● Instructions to follow
Each line of the listing below must be returned exactly.
..........
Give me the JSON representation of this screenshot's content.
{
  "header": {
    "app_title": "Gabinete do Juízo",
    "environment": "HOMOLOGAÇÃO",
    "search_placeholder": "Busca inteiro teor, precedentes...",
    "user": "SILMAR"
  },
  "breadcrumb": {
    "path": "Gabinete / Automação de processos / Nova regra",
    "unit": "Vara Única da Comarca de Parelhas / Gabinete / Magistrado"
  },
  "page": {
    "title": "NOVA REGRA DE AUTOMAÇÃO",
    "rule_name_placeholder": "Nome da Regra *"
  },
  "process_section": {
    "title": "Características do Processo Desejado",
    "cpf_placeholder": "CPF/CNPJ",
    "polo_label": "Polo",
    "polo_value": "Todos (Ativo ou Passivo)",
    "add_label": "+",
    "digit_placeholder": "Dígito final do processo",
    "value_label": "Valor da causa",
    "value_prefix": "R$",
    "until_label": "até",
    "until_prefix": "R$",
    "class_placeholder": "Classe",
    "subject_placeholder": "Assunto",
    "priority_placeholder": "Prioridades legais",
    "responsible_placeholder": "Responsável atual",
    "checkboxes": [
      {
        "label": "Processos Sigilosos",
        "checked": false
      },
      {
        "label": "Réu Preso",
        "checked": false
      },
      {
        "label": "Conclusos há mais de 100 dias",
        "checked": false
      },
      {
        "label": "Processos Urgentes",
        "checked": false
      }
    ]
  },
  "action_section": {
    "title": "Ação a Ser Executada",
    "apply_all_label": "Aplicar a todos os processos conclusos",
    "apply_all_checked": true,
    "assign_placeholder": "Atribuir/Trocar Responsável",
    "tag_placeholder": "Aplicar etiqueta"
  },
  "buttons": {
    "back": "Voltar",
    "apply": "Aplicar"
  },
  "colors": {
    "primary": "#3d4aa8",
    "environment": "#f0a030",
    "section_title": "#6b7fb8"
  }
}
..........
● Answer box
Give me the JSON representation of this screenshot's content.
{
  "header": {
    "app_title": "Gabinete do Juízo",
    "environment": "HOMOLOGAÇÃO",
    "search_placeholder": "Busca inteiro teor, precedentes...",
    "user": "SILMAR"
  },
  "breadcrumb": {
    "path": "Gabinete / Automação de processos / Nova regra",
    "unit": "Vara Única da Comarca de Parelhas / Gabinete / Magistrado"
  },
  "page": {
    "title": "NOVA REGRA DE AUTOMAÇÃO",
    "rule_name_placeholder": "Nome da Regra *"
  },
  "process_section": {
    "title": "Características do Processo Desejado",
    "cpf_placeholder": "CPF/CNPJ",
    "polo_label": "Polo",
    "polo_value": "Todos (Ativo ou Passivo)",
    "add_label": "+",
    "digit_placeholder": "Dígito final do processo",
    "value_label": "Valor da causa",
    "value_prefix": "R$",
    "until_label": "até",
    "until_prefix": "R$",
    "class_placeholder": "Classe",
    "subject_placeholder": "Assunto",
    "priority_placeholder": "Prioridades legais",
    "responsible_placeholder": "Responsável atual",
    "checkboxes": [
      {
        "label": "Processos Sigilosos",
        "checked": false
      },
      {
        "label": "Réu Preso",
        "checked": false
      },
      {
        "label": "Conclusos há mais de 100 dias",
        "checked": false
      },
      {
        "label": "Processos Urgentes",
        "checked": false
      }
    ]
  },
  "action_section": {
    "title": "Ação a Ser Executada",
    "apply_all_label": "Aplicar a todos os processos conclusos",
    "apply_all_checked": true,
    "assign_placeholder": "Atribuir/Trocar Responsável",
    "tag_placeholder": "Aplicar etiqueta"
  },
  "buttons": {
    "back": "Voltar",
    "apply": "Aplicar"
  },
  "colors": {
    "primary": "#3d4aa8",
    "environment": "#f0a030",
    "section_title": "#6b7fb8"
  }
}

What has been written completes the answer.